Segment Start: Input for this task
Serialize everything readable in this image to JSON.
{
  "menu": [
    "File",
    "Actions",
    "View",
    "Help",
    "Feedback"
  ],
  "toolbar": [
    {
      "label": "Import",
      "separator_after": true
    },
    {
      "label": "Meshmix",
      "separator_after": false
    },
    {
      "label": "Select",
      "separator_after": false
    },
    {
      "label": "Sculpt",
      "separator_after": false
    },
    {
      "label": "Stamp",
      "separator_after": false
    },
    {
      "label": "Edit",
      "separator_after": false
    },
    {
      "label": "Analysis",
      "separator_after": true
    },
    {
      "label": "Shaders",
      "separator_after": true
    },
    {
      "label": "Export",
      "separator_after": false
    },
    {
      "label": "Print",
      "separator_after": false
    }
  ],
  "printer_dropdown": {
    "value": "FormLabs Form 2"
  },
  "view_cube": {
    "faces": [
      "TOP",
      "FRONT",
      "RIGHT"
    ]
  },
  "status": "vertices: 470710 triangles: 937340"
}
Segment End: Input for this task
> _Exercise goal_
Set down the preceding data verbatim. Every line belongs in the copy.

> _The completed task_
Serialize everything readable in this image to JSON.
{
  "menu": [
    "File",
    "Actions",
    "View",
    "Help",
    "Feedback"
  ],
  "toolbar": [
    {
      "label": "Import",
      "separator_after": true
    },
    {
      "label": "Meshmix",
      "separator_after": false
    },
    {
      "label": "Select",
      "separator_after": false
    },
    {
      "label": "Sculpt",
      "separator_after": false
    },
    {
      "label": "Stamp",
      "separator_after": false
    },
    {
      "label": "Edit",
      "separator_after": false
    },
    {
      "label": "Analysis",
      "separator_after": true
    },
    {
      "label": "Shaders",
      "separator_after": true
    },
    {
      "label": "Export",
      "separator_after": false
    },
    {
      "label": "Print",
      "separator_after": false
    }
  ],
  "printer_dropdown": {
    "value": "FormLabs Form 2"
  },
  "view_cube": {
    "faces": [
      "TOP",
      "FRONT",
      "RIGHT"
    ]
  },
  "status": "vertices: 470710 triangles: 937340"
}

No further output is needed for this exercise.